[Entries from a dataset of interfaces]
=== Begin Enclosure ===
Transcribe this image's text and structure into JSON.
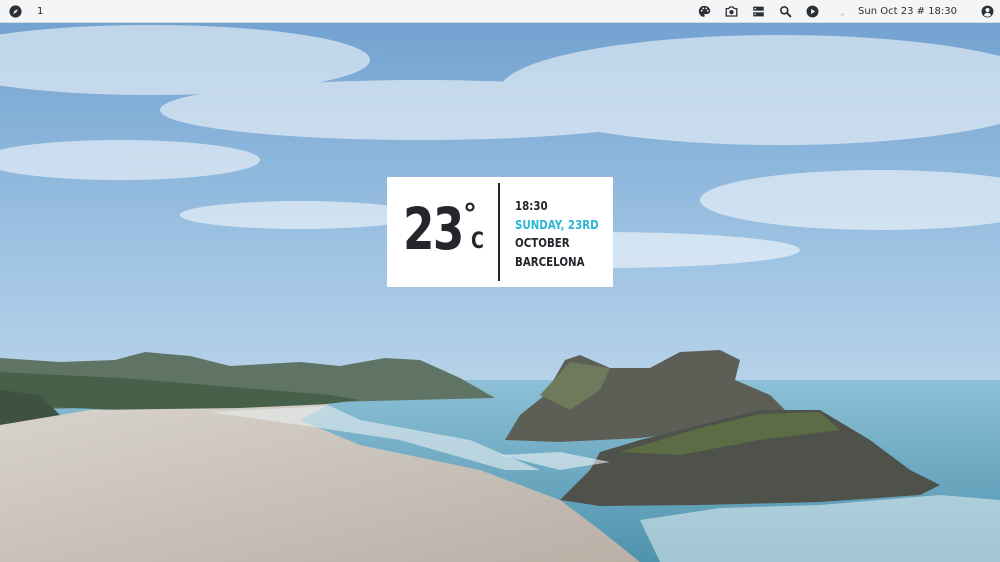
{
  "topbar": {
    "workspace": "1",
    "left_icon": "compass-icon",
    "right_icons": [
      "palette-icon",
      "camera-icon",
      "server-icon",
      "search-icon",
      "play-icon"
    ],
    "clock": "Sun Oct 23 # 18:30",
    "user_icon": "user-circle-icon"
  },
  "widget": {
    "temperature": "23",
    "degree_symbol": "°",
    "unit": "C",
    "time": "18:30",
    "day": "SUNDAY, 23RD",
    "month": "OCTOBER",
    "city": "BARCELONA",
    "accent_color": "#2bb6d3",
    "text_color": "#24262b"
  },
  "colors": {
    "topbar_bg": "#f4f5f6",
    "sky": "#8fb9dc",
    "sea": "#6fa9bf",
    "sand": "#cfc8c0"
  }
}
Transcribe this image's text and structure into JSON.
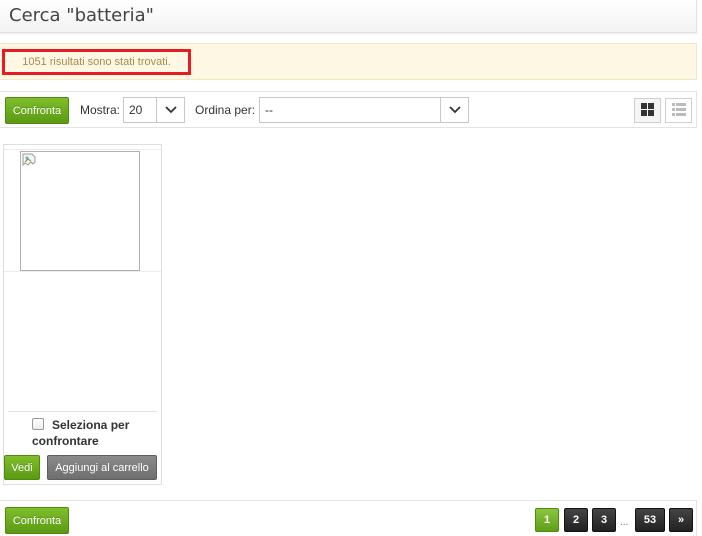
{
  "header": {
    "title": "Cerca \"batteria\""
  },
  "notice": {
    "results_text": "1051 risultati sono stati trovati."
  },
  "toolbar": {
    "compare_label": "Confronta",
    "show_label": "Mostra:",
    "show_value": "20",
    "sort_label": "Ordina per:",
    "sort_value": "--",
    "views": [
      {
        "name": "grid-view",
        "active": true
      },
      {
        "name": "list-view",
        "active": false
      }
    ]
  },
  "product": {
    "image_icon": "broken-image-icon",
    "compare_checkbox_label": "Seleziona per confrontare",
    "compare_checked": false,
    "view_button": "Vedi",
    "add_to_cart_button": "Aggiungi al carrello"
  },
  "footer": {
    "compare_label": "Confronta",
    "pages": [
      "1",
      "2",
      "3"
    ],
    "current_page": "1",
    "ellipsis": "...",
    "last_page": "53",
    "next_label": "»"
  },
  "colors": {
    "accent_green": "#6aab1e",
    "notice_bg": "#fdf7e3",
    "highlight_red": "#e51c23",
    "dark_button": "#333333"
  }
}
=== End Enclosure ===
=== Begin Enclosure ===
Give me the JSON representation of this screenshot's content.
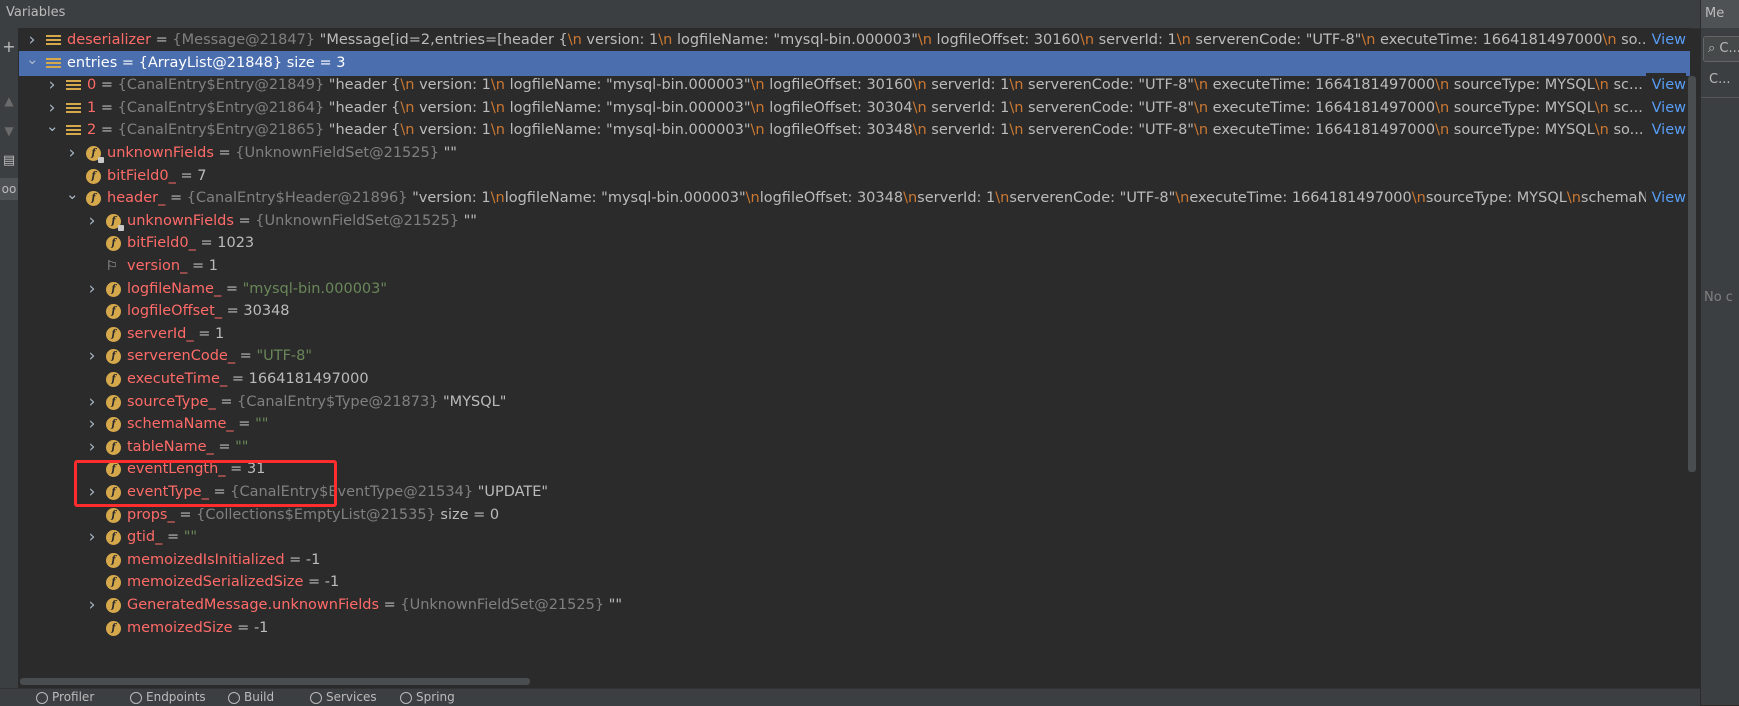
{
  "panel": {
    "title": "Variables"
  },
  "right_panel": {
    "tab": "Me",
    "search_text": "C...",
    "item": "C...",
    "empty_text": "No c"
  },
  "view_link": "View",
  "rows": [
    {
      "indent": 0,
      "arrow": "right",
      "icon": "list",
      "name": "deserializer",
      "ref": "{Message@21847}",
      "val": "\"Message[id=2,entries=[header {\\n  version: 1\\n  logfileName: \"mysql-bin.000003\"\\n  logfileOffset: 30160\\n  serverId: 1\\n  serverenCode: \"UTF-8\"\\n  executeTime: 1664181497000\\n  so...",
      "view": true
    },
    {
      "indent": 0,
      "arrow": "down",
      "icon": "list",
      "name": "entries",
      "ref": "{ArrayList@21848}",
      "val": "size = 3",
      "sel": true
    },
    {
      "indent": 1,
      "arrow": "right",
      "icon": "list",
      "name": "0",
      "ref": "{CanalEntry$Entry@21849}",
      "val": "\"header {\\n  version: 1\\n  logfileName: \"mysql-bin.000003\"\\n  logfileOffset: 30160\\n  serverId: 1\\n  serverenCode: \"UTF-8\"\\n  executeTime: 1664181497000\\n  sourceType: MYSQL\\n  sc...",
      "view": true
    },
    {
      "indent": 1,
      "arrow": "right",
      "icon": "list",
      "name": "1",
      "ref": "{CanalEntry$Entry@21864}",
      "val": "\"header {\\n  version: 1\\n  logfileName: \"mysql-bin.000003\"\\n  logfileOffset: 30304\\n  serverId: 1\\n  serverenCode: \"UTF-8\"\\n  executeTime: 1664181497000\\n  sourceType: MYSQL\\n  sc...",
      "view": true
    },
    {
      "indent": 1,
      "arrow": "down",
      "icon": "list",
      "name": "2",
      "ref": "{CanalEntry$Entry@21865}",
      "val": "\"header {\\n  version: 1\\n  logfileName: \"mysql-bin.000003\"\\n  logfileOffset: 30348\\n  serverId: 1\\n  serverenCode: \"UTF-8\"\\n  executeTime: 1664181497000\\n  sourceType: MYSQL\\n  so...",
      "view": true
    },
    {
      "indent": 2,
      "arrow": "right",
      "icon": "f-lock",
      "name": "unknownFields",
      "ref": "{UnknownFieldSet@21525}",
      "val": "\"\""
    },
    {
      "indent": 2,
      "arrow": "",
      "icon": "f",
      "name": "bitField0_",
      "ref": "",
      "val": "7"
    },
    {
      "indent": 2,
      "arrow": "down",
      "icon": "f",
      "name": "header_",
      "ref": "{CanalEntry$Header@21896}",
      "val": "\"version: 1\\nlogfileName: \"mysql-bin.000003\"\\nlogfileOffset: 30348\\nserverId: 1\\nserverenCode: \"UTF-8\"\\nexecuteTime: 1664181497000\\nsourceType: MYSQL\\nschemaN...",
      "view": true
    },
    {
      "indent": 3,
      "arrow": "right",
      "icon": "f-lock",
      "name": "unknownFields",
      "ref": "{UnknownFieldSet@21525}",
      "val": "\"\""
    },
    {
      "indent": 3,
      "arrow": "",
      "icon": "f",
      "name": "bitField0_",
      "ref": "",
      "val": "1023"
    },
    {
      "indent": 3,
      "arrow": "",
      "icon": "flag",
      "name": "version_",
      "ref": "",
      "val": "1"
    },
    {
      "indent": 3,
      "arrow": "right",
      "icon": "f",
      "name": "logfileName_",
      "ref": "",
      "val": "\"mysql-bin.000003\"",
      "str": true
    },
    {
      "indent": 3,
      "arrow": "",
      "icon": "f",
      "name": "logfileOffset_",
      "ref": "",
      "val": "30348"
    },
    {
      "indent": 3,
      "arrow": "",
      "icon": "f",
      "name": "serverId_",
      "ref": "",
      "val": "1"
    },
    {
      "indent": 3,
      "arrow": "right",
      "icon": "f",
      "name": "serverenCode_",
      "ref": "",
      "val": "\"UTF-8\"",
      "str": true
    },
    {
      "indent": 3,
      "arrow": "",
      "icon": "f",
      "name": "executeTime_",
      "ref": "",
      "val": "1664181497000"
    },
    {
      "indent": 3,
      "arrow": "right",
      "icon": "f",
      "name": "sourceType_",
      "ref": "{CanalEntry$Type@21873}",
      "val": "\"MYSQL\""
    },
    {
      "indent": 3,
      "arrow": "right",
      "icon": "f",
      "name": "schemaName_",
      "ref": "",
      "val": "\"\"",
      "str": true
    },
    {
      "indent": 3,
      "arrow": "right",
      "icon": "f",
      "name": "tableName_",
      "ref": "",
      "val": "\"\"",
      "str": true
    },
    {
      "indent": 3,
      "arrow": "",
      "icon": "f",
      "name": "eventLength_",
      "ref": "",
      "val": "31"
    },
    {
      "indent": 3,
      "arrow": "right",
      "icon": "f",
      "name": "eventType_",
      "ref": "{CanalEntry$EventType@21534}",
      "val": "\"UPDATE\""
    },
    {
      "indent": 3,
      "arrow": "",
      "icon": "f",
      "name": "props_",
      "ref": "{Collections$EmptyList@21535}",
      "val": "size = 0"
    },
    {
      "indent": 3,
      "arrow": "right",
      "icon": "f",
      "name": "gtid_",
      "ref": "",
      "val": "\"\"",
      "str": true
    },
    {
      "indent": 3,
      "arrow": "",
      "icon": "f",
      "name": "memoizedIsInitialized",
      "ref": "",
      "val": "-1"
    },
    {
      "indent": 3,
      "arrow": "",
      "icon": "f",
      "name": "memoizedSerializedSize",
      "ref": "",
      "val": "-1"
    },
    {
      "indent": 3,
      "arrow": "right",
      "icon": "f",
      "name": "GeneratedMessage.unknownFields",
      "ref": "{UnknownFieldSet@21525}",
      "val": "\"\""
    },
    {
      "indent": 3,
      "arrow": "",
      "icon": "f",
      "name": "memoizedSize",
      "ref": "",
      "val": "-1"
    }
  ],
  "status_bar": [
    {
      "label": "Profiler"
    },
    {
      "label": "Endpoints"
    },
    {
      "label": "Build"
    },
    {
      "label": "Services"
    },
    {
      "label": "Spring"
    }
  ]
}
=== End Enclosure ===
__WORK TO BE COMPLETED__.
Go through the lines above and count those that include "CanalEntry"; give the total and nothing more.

__EXERCISE RESULT__.
6